World Series Leeds - Georgia Taylor-Brown and Jessica Learmonth celebrate podium finish in front of home supporters

Home advantage paid dividends for Georgia Taylor-Brown and Jessica Leamonth as the Leeds-based duo celebrated major breakthroughs at their home triathlon.

Taylor-Brown – born in Manchester but based in Leeds for the last seven years because of the city’s status as the home of British triathlon – claimed the first World Series win of her career by powering away from the field in the run through a packed city centre.

Georgia Taylor-Brown, centre, with  Jess Learmonth, right, and Katie Zaferes on the podium for the womens race.  Picture Tony Johnson.

Georgia Taylor-Brown, centre, with Jess Learmonth, right, and Katie Zaferes on the podium for the womens race. Picture Tony Johnson.

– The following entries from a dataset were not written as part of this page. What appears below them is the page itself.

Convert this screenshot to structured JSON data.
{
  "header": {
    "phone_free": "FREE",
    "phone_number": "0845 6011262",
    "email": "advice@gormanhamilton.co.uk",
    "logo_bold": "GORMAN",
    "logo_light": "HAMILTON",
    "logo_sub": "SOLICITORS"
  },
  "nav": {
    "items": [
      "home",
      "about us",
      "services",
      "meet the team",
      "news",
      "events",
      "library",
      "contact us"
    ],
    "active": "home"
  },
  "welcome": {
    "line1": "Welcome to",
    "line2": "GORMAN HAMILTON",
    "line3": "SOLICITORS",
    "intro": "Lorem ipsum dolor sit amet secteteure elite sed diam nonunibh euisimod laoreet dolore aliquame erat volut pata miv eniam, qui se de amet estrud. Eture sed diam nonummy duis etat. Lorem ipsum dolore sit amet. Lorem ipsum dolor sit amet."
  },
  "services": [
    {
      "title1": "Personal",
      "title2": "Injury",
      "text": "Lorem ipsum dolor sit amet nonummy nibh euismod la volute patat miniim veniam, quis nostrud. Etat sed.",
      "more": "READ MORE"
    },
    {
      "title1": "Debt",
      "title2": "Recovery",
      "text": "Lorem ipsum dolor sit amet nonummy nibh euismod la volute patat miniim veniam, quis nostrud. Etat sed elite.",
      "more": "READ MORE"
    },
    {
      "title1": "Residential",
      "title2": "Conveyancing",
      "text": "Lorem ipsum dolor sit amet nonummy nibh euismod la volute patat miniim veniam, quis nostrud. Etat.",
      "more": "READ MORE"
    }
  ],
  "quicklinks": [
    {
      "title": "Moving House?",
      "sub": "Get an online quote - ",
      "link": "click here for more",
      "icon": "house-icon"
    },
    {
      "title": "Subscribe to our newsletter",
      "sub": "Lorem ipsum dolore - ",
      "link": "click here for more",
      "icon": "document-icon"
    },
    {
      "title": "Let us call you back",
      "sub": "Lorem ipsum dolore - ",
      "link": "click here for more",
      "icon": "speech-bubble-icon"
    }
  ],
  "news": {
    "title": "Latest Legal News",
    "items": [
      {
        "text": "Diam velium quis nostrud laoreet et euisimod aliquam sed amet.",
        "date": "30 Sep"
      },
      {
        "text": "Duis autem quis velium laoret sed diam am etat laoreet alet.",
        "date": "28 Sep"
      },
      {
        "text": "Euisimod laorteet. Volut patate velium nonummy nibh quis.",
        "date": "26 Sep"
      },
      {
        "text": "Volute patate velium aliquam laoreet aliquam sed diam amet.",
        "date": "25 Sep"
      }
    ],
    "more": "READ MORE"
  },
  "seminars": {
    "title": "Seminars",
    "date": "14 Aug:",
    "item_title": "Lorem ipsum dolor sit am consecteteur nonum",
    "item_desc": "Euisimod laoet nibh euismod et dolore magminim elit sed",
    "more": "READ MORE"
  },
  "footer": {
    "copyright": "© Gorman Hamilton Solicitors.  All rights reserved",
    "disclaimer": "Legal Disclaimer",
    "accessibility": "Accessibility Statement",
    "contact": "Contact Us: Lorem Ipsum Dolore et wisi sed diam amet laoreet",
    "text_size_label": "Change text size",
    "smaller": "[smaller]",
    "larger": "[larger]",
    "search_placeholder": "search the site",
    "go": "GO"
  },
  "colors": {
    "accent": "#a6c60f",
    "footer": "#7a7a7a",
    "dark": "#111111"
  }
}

And Learmonth – Wetherby-born and West Yorkshire through and through – held off a surging Taylor Spivey of the United States to claim a first podium finish at the fourth attempt at the AJ Bell World Triathlon Series Leeds.

Learmonth was third with the USA’s Katie Zaferes, winner of the three previous World Series races this year, splitting the two Leeds-based athletes.

“I’m delighted with third,” said Learmonth, 31, who led the race after the 1.5km opening swimming leg in Waterloo Lake in Roundhay Park.

“I messed up transition one and didn’t think it was going to be my day, but I’m delighted to get my first podium in Leeds.”

I messed up transition one and didn’t think it was going to be my day, but I’m delighted to get my first podium in Leeds.

Jessica Learmonth

Of that error in transition one that almost undid all her hard work, Learmonth explained: “Basically I got my foot stuck in my shoe, I’ve never done it before. I even went to practice down at Roundhay.

“I was a little disappointed the swim didn’t split up that much but it probably helped that we had a strong group at the front working for each other on the bike. I was able to work with Georgia and could fully commit in that group.”

Leamonth admitted in the build-up that the running leg is her weakness, but after leaving the 40km bike race in Millennium Square as part of a lead group of five, she first fought off compatriot Sophie Coldwell and then held off a surging Spivey to claim third.

“Taylor didn’t really pull much on the bike and I thought ‘if you then come through and beat me on the run, I’ll be fuming’,” quipped Learmonth.

Leeds Triathlon women on their bikes in the centre of Leeds in the women's race.  Picture Tony Johnson.

Leeds Triathlon women on their bikes in the centre of Leeds in the women's race. Picture Tony Johnson.

“I felt her pressuring me, I could hear people shouting ‘she’s coming’. I just had to stay positive and kill myself on the run.”

Up ahead, Taylor-Brown, 25, was also digging deep with Zaferes never letting her lead through the streets of Leeds stretch beyond 15 seconds.

“I was worried in those final moments, I think I ran the whole race panicked and worried,” said Taylor-Brown, who was second last year. “But I just thought I’m happy to be here.

“Leeds is a second home for me. I know these roads well and there were so many people out there for me, so many random people shouting my name.”

It was a strong day for home athletes with five Britons in the top 10, including last year’s winner and reigning world champion Vicky Holland.